# What needs to be done
The answer must be an exact copy of every entry.

# Exercise material
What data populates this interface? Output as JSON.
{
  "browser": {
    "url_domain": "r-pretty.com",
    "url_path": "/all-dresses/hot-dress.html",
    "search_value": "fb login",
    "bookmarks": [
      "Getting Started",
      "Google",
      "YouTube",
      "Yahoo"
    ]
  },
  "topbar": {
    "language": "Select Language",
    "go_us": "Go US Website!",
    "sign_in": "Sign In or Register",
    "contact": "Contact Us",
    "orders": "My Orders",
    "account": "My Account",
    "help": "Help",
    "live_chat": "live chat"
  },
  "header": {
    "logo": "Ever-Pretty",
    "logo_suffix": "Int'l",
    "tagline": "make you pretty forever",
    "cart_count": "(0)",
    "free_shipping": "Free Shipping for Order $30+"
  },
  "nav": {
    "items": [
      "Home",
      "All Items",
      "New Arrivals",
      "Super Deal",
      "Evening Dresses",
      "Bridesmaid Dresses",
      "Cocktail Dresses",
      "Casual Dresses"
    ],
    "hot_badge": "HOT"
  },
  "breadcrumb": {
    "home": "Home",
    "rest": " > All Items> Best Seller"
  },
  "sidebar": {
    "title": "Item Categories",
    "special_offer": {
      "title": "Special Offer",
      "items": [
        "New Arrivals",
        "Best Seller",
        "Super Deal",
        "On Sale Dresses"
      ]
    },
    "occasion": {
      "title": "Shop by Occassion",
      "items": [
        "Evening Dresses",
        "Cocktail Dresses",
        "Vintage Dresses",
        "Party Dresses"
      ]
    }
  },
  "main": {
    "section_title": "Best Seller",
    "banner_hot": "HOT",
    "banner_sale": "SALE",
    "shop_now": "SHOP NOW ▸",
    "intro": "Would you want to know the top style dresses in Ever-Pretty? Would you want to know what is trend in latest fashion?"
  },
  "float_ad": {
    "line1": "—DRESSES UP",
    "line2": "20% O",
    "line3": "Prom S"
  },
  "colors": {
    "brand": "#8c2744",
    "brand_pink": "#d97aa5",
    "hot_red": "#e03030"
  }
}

# Response below
What data populates this interface? Output as JSON.
{
  "browser": {
    "url_domain": "r-pretty.com",
    "url_path": "/all-dresses/hot-dress.html",
    "search_value": "fb login",
    "bookmarks": [
      "Getting Started",
      "Google",
      "YouTube",
      "Yahoo"
    ]
  },
  "topbar": {
    "language": "Select Language",
    "go_us": "Go US Website!",
    "sign_in": "Sign In or Register",
    "contact": "Contact Us",
    "orders": "My Orders",
    "account": "My Account",
    "help": "Help",
    "live_chat": "live chat"
  },
  "header": {
    "logo": "Ever-Pretty",
    "logo_suffix": "Int'l",
    "tagline": "make you pretty forever",
    "cart_count": "(0)",
    "free_shipping": "Free Shipping for Order $30+"
  },
  "nav": {
    "items": [
      "Home",
      "All Items",
      "New Arrivals",
      "Super Deal",
      "Evening Dresses",
      "Bridesmaid Dresses",
      "Cocktail Dresses",
      "Casual Dresses"
    ],
    "hot_badge": "HOT"
  },
  "breadcrumb": {
    "home": "Home",
    "rest": " > All Items> Best Seller"
  },
  "sidebar": {
    "title": "Item Categories",
    "special_offer": {
      "title": "Special Offer",
      "items": [
        "New Arrivals",
        "Best Seller",
        "Super Deal",
        "On Sale Dresses"
      ]
    },
    "occasion": {
      "title": "Shop by Occassion",
      "items": [
        "Evening Dresses",
        "Cocktail Dresses",
        "Vintage Dresses",
        "Party Dresses"
      ]
    }
  },
  "main": {
    "section_title": "Best Seller",
    "banner_hot": "HOT",
    "banner_sale": "SALE",
    "shop_now": "SHOP NOW ▸",
    "intro": "Would you want to know the top style dresses in Ever-Pretty? Would you want to know what is trend in latest fashion?"
  },
  "float_ad": {
    "line1": "—DRESSES UP",
    "line2": "20% O",
    "line3": "Prom S"
  },
  "colors": {
    "brand": "#8c2744",
    "brand_pink": "#d97aa5",
    "hot_red": "#e03030"
  }
}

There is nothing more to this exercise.